- If you’d like to keep your bed simple, you can stop building at this point. For the finished edge on the top, you’ll want to decide how much overhang you’d like on the interior of your bed space, then use your square tool to determine where to cut the 45 degree angles for the corners. Your 1x4x10 boards can be cut in half, with each half being used for one side of the bed. Lay your 1×4 pieces on the top of your bed; use your square tool to determine where to cut your 45 degree angle and mark with a pencil. Do this for both ends, then cut with your saw. Attach the pieces to your bed with screws, using several along the length of the board. Repeat for all four sides.
- And now you’re ready to place and plant! Your bed is finished and should be durable and ready to withstand hot summers and cold winters!
These beds are much nicer than the ones we originally built for ourselves several years ago. My husband is now thinking about replacing ours with nicer cedar beds, but we shall see. He actually built this bed as part of a new adventure we’re embarking on this winter/spring- Garden Bed Installations. We will be starting small this year with a handful of clients, but each purchased garden bed package will include:
-Custom built 4×4 cedar bed
-Delivery of bed
-High Quality Garden Soil
-Guide for planting and maintaining a garden
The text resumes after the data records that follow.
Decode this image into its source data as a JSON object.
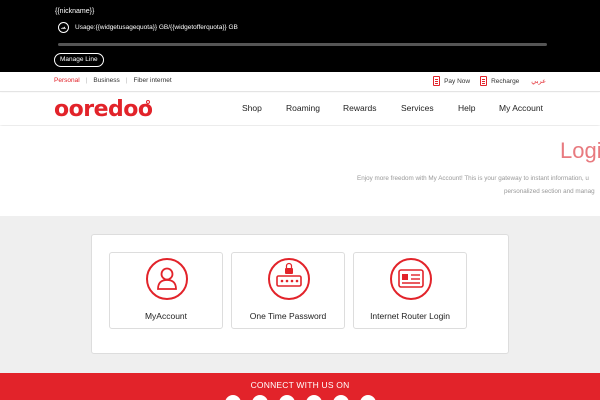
{
  "topbar": {
    "nickname": "{{nickname}}",
    "usage_text": "Usage:{{widgetusagequota}} GB/{{widgetofferquota}} GB",
    "manage_label": "Manage Line"
  },
  "subnav": {
    "segments": [
      "Personal",
      "Business",
      "Fiber internet"
    ],
    "pay_now": "Pay Now",
    "recharge": "Recharge",
    "language": "عربي"
  },
  "mainnav": {
    "logo": "ooredoo",
    "items": [
      "Shop",
      "Roaming",
      "Rewards",
      "Services",
      "Help",
      "My Account"
    ]
  },
  "hero": {
    "title": "Login",
    "desc_line1": "Enjoy more freedom with My Account! This is your gateway to instant information, u",
    "desc_line2": "personalized section and manag"
  },
  "cards": [
    {
      "label": "MyAccount",
      "icon": "user-icon"
    },
    {
      "label": "One Time Password",
      "icon": "password-lock-icon"
    },
    {
      "label": "Internet Router Login",
      "icon": "router-card-icon"
    }
  ],
  "footer": {
    "title": "CONNECT WITH US ON"
  },
  "colors": {
    "brand_red": "#e2232a",
    "topbar_bg": "#000000",
    "grey_bg": "#efefef"
  }
}
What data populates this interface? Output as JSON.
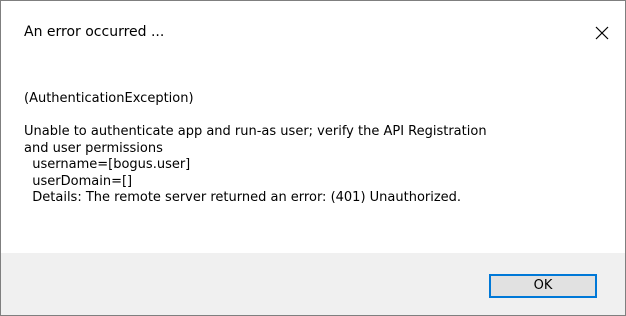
{
  "dialog": {
    "title": "An error occurred ...",
    "close_icon": "close-icon",
    "message_lines": [
      "(AuthenticationException)",
      "",
      "Unable to authenticate app and run-as user; verify the API Registration",
      "and user permissions",
      "  username=[bogus.user]",
      "  userDomain=[]",
      "  Details: The remote server returned an error: (401) Unauthorized."
    ],
    "ok_label": "OK"
  },
  "colors": {
    "footer_bg": "#f0f0f0",
    "button_bg": "#e1e1e1",
    "button_focus_border": "#0078d7",
    "window_border": "#7f7f7f"
  }
}
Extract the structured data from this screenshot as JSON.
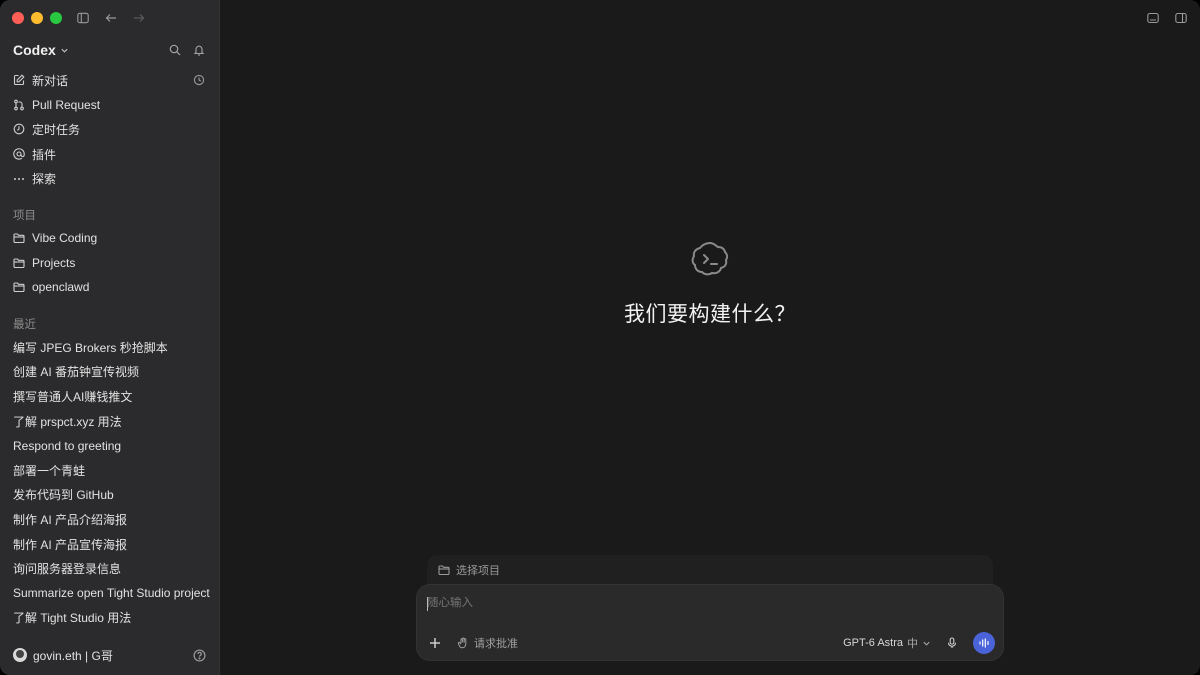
{
  "app": {
    "name": "Codex"
  },
  "sidebar": {
    "nav": [
      {
        "label": "新对话",
        "icon": "edit-icon"
      },
      {
        "label": "Pull Request",
        "icon": "pull-request-icon"
      },
      {
        "label": "定时任务",
        "icon": "clock-icon"
      },
      {
        "label": "插件",
        "icon": "at-icon"
      },
      {
        "label": "探索",
        "icon": "ellipsis-icon"
      }
    ],
    "projects_label": "项目",
    "projects": [
      {
        "label": "Vibe Coding"
      },
      {
        "label": "Projects"
      },
      {
        "label": "openclawd"
      }
    ],
    "recent_label": "最近",
    "recent": [
      {
        "label": "编写 JPEG Brokers 秒抢脚本"
      },
      {
        "label": "创建 AI 番茄钟宣传视频"
      },
      {
        "label": "撰写普通人AI赚钱推文"
      },
      {
        "label": "了解 prspct.xyz 用法"
      },
      {
        "label": "Respond to greeting"
      },
      {
        "label": "部署一个青蛙"
      },
      {
        "label": "发布代码到 GitHub"
      },
      {
        "label": "制作 AI 产品介绍海报"
      },
      {
        "label": "制作 AI 产品宣传海报"
      },
      {
        "label": "询问服务器登录信息"
      },
      {
        "label": "Summarize open Tight Studio project"
      },
      {
        "label": "了解 Tight Studio 用法"
      }
    ],
    "user": {
      "name": "govin.eth | G哥"
    }
  },
  "main": {
    "hero_title": "我们要构建什么？",
    "project_selector": "选择项目",
    "composer": {
      "placeholder": "随心输入",
      "approve_label": "请求批准",
      "model": "GPT-6 Astra",
      "effort": "中"
    }
  },
  "colors": {
    "accent": "#4a63d8",
    "sidebar_bg": "#2b2b2d",
    "main_bg": "#1a1a1a"
  }
}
I will keep you posted on how this new venture goes, but I hope you found this tutorial helpful! If you happen to be handy, or know someone who is, then definitely put this beautiful cedar bed together. It only takes a few hours, and your labor should last for years. Have a great week and happy gardening!